The interior in the 2000-2005 Impala, for example, looked as if it was designed by the engineering group, more concerned about cost and ease of assembly than appearance.
There was good reason. In the early 90s, GM was teetering on bankruptcy. Styling did take a back seat to engineering cars on the cheap under Chairman John Smale and Ron Zarrella, president of GM North American operations.
Designers kowtow to accountants
The hands of GMs design team, headed by Wayne Cherry, were tied by the program chiefs and accountants. Design had to kowtow to their desires, Lutz told me.
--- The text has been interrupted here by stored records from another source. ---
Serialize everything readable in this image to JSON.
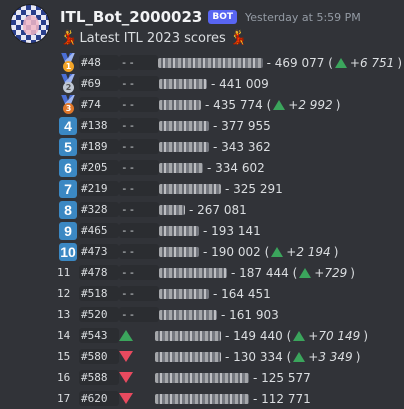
{
  "message": {
    "username": "ITL_Bot_2000023",
    "bot_tag": "BOT",
    "timestamp": "Yesterday at 5:59 PM",
    "title": "Latest ITL 2023 scores",
    "title_left_icon": "dancer-emoji",
    "title_right_icon": "dancer-emoji"
  },
  "rows": [
    {
      "badge": "medal",
      "badge_label": "1",
      "rank": "#48",
      "dashes": "--",
      "score": "- 469 077 (",
      "delta": "+6 751",
      "delta_close": ")",
      "blur_w": 105
    },
    {
      "badge": "medal",
      "badge_label": "2",
      "rank": "#69",
      "dashes": "--",
      "score": "- 441 009",
      "delta": null,
      "blur_w": 48
    },
    {
      "badge": "medal",
      "badge_label": "3",
      "rank": "#74",
      "dashes": "--",
      "score": "- 435 774 (",
      "delta": "+2 992",
      "delta_close": ")",
      "blur_w": 42
    },
    {
      "badge": "keycap",
      "badge_label": "4",
      "rank": "#138",
      "dashes": "--",
      "score": "- 377 955",
      "delta": null,
      "blur_w": 50
    },
    {
      "badge": "keycap",
      "badge_label": "5",
      "rank": "#189",
      "dashes": "--",
      "score": "- 343 362",
      "delta": null,
      "blur_w": 50
    },
    {
      "badge": "keycap",
      "badge_label": "6",
      "rank": "#205",
      "dashes": "--",
      "score": "- 334 602",
      "delta": null,
      "blur_w": 44
    },
    {
      "badge": "keycap",
      "badge_label": "7",
      "rank": "#219",
      "dashes": "--",
      "score": "- 325 291",
      "delta": null,
      "blur_w": 62
    },
    {
      "badge": "keycap",
      "badge_label": "8",
      "rank": "#328",
      "dashes": "--",
      "score": "- 267 081",
      "delta": null,
      "blur_w": 26
    },
    {
      "badge": "keycap",
      "badge_label": "9",
      "rank": "#465",
      "dashes": "--",
      "score": "- 193 141",
      "delta": null,
      "blur_w": 40
    },
    {
      "badge": "keycap",
      "badge_label": "10",
      "rank": "#473",
      "dashes": "--",
      "score": "- 190 002 (",
      "delta": "+2 194",
      "delta_close": ")",
      "blur_w": 40
    },
    {
      "badge": "plain",
      "badge_label": "11",
      "rank": "#478",
      "dashes": "--",
      "score": "- 187 444 (",
      "delta": "+729",
      "delta_close": ")",
      "blur_w": 68
    },
    {
      "badge": "plain",
      "badge_label": "12",
      "rank": "#518",
      "dashes": "--",
      "score": "- 164 451",
      "delta": null,
      "blur_w": 50
    },
    {
      "badge": "plain",
      "badge_label": "13",
      "rank": "#520",
      "dashes": "--",
      "score": "- 161 903",
      "delta": null,
      "blur_w": 58
    },
    {
      "badge": "plain",
      "badge_label": "14",
      "rank": "#543",
      "dashes": "",
      "score": "- 149 440 (",
      "delta": "+70 149",
      "delta_close": ")",
      "blur_w": 66,
      "move": "up"
    },
    {
      "badge": "plain",
      "badge_label": "15",
      "rank": "#580",
      "dashes": "",
      "score": "- 130 334 (",
      "delta": "+3 349",
      "delta_close": ")",
      "blur_w": 66,
      "move": "down"
    },
    {
      "badge": "plain",
      "badge_label": "16",
      "rank": "#588",
      "dashes": "",
      "score": "- 125 577",
      "delta": null,
      "blur_w": 94,
      "move": "down"
    },
    {
      "badge": "plain",
      "badge_label": "17",
      "rank": "#620",
      "dashes": "",
      "score": "- 112 771",
      "delta": null,
      "blur_w": 94,
      "move": "down"
    }
  ],
  "colors": {
    "background": "#313338",
    "keycap": "#3b88c3",
    "up": "#3ba55c",
    "down": "#e84a5f",
    "bot_tag": "#5865f2"
  }
}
The styling selections favored by GM design -- and in particular, interior styling -- many times were overruled. What resulted were vehicles lacking got-to-have appeal. Take a look at that Impala or the last-generation Regal and Century, with that cheap-looking plastic interior trim.
During an interview several years ago, Lutz told me about the 2000-2005 Impala, the version with the tan interior. Using that car as one example of what was wrong with the quality of GMs interiors, Lutz said that car has 11 different shades of tan. The door panels, armrests, instrument panel, etc., each had a different shade of that color.
In 2001, Zarrella departed, credited or discredited for the Aztek. Lutz quickly started to change GM culture. The styling studio regained an equal footing with engineering. Cherry was allowed to stay to age 66, one year later than mandatory retirement, so he and his design team could redeem themselves.
The result was the beautiful Cadillac Sixteen concept, which had people asking for several years whether the car would go into production.
Welburns clean slate
Cherrys replacement, Ed Welburn, literally had a clean slate to work from -- without interference from GM engineers. There had been rules on the type of headlights that could be used, on the maximum width of a vehicles C-pillar and the slope of the rear window. There was a long list of limitations on designs.
We broke a lot of GM rules, Lutz told me.
From that freedom evolved such attractive vehicles as the 2010 Buick LaCrosse and Chevrolet Camaro, as well as the Chevrolet HHR, Saturn Aura, Pontiac Solstice and G8, 2008 Chevrolet Malibu and 2008 Cadillac CTS. The interiors are especially well-executed -- extensive attention to detail, soft materials and matching colors.
If awards mean anything, the Aura and the current Malibu were named North American Car of the Year by a group of journalists. There have been other awards.
Critics take their shots
In terms of models and styling, Lutz did have his critics. And Lutz proved that he is sensitive about certain vehicles.
Resurrecting the GTO name and putting it on an underpowered Holden coupe from Australia proved to be a mistake, and auto enthusiasts did not let him forget it.
During a press conference at the Los Angeles auto show a few years ago, Lutz was hopping mad about the comments of one journalist that the retro-styled 2006 Chevrolet HHR was a Chrysler PT Cruiser clone.
I read a news story today that is the height of stupidity, GMs reply to the PT Cruiser, but it comes to the party at least three years late.
Who the hell says there is some magic period when you must absolutely introduce a heritage-desired vehicle for one of your brands? Read my lips, the HHR will be sensationally successful. I dont apologize for it.
Lutz was right about the design: The car was a hot item when it went on sale.
End of an era
Regarding Lutzs legacy, he was on the right track. If he had joined GM two or three years earlier, maybe, just maybe, GMs fortunes might be different today.
With the end of the Lutz era, and GMs serious financial issues, my fear is this likely is the end of an era -- an era where styling ruled. Im afraid that GM will fall victim to the formula it followed in the 1990s, where cost cuts will eventually take the soul and appeal out of its vehicles.
Creating got-to-have styling for GM vehicles next decade is just as important to GMs future as cutting costs and the other measures GM must take to remain viable.